  1. Huiyi says:

    The reason you needed to go to urgent care is because you don’t have a primary physician yet. A primary-care doctor should have been able to make the same diagnosis. Data from previous records is actually really useful for diagnosing a chronic illness, and prescribing treatment that had previously worked. It was just fortunate that you actually knew enough of your personal history.

  2. Chiao says:

    Primary physicians take too much time to make an appointment. If indeed the primary care person was going to make the same diagnosis, then I would prefer urgent care, barring the fact that it is more expensive. Please note that urgent care is not ER, so I am not crowding out critical patients. I would not use urgent care for a chronic illness, though you might argue that the recurrent nature of my situation may make it cross that line.

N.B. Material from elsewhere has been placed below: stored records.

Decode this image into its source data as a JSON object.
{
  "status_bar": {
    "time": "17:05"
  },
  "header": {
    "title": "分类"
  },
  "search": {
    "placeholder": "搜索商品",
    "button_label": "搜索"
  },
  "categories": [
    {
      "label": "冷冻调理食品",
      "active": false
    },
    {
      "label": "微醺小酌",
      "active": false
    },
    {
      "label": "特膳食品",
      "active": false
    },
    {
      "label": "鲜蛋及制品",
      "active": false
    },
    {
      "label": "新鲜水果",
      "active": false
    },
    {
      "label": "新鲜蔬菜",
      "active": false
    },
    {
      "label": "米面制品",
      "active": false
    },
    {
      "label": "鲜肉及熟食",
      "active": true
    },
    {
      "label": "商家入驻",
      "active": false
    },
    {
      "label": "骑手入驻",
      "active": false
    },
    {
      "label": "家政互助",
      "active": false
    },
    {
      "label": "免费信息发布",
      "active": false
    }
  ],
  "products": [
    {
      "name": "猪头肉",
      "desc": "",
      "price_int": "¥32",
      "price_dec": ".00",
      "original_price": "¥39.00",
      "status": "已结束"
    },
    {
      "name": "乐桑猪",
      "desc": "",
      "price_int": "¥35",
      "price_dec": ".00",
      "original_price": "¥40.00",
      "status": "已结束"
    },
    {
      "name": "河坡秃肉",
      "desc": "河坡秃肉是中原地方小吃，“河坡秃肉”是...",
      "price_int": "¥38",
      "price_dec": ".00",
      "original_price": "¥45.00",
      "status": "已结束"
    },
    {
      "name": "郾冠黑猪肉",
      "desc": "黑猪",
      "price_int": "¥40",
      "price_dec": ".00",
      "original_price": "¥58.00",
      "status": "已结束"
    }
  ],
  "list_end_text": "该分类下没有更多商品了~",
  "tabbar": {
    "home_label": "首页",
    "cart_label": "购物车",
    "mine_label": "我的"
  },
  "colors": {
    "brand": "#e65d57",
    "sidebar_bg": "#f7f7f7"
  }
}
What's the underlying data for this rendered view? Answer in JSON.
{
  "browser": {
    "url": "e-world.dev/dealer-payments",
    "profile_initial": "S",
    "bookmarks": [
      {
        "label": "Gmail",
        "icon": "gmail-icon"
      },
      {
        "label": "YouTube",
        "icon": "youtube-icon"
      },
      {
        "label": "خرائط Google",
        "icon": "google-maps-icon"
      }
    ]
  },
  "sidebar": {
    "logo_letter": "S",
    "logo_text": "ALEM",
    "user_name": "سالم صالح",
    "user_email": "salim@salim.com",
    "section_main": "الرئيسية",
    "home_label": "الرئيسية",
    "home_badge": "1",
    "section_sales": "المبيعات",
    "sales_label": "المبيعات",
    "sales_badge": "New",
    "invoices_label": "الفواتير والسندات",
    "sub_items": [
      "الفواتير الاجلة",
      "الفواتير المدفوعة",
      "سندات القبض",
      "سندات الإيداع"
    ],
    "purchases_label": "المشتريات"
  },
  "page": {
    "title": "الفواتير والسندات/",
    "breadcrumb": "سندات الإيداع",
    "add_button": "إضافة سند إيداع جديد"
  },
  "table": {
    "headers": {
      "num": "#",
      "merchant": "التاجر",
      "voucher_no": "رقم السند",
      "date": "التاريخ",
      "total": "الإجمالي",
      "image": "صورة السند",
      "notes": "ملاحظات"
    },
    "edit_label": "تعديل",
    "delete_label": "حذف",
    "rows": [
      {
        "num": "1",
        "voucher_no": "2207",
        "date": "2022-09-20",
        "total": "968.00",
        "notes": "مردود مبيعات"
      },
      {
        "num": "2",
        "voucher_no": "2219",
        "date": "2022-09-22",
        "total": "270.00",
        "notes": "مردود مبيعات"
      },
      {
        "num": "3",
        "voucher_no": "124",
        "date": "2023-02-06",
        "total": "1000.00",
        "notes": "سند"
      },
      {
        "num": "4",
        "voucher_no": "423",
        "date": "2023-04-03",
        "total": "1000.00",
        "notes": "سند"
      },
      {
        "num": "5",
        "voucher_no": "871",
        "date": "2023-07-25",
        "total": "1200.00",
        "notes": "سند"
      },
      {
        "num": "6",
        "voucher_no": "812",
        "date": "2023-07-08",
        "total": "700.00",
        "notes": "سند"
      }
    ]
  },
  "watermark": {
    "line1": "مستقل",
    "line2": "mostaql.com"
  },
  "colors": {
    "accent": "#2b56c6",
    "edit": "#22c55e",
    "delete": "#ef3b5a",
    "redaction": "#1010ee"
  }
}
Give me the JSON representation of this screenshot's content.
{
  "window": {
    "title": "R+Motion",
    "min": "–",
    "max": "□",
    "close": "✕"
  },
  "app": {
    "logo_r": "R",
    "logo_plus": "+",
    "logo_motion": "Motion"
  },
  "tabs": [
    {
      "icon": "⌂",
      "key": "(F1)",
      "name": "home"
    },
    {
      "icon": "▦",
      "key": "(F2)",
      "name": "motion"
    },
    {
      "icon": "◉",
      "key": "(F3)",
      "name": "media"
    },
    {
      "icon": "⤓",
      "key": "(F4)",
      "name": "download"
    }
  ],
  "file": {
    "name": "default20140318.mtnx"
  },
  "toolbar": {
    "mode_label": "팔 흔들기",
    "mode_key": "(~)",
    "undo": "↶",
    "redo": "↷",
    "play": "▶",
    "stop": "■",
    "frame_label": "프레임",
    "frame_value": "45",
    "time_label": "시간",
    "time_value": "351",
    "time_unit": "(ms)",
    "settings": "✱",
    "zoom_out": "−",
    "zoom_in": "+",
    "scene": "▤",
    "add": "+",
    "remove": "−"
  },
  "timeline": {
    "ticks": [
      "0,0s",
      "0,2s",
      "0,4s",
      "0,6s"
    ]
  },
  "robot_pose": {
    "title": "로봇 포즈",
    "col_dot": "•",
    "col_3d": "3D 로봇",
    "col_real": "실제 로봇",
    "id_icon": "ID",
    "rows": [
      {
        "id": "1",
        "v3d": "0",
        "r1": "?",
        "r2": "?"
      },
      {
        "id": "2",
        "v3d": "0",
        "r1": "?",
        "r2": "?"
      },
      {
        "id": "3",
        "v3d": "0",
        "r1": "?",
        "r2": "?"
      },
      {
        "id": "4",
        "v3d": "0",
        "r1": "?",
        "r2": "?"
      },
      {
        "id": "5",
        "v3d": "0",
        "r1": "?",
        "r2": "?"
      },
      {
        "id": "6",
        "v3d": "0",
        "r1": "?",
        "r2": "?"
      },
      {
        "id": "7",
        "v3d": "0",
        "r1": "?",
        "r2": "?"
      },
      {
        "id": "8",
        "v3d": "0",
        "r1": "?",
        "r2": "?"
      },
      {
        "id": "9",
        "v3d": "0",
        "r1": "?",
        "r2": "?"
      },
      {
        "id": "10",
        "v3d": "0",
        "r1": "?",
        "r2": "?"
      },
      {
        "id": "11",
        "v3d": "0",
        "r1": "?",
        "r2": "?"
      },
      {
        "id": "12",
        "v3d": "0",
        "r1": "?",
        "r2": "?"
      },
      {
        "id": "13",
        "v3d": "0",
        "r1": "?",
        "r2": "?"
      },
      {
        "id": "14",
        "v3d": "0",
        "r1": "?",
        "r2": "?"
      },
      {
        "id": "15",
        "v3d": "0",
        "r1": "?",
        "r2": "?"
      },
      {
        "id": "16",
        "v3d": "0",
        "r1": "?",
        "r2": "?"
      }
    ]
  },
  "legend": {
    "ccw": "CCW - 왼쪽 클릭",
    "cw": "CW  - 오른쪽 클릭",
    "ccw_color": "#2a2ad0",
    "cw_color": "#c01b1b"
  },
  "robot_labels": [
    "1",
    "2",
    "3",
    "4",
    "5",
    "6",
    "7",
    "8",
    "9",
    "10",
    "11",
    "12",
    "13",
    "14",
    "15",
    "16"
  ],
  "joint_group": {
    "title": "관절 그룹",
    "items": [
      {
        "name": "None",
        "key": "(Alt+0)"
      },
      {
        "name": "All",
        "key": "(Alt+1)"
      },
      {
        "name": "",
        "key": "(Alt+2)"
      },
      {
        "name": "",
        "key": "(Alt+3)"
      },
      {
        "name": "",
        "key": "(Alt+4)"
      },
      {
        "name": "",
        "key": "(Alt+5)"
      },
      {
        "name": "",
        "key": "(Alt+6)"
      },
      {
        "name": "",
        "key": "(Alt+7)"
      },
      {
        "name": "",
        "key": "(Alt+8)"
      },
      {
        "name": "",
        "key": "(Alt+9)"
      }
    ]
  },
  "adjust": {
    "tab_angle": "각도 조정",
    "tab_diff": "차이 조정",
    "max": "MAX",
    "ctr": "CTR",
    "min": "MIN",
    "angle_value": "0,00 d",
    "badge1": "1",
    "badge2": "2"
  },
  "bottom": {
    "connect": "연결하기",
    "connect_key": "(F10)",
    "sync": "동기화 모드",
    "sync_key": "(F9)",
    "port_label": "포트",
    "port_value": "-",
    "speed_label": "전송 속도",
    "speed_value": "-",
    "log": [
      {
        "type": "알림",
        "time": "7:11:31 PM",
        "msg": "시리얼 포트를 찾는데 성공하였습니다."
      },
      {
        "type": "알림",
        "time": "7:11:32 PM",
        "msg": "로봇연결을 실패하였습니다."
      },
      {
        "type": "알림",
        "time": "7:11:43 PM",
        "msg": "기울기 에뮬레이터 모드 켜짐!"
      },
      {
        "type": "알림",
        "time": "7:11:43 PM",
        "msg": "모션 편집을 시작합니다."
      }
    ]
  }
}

    Also, why assume that a primary physician will read your medical history better than the urgent care guy? If it is just because he has a monopoly on your record and is the only person who has a copy, then that is a ridiculous advantage to give the guy. There is a familiarity bias in medical care – just because someone has your record and has seen you before does not make him more competent at treating you. Consistency and accuracy are two separate things.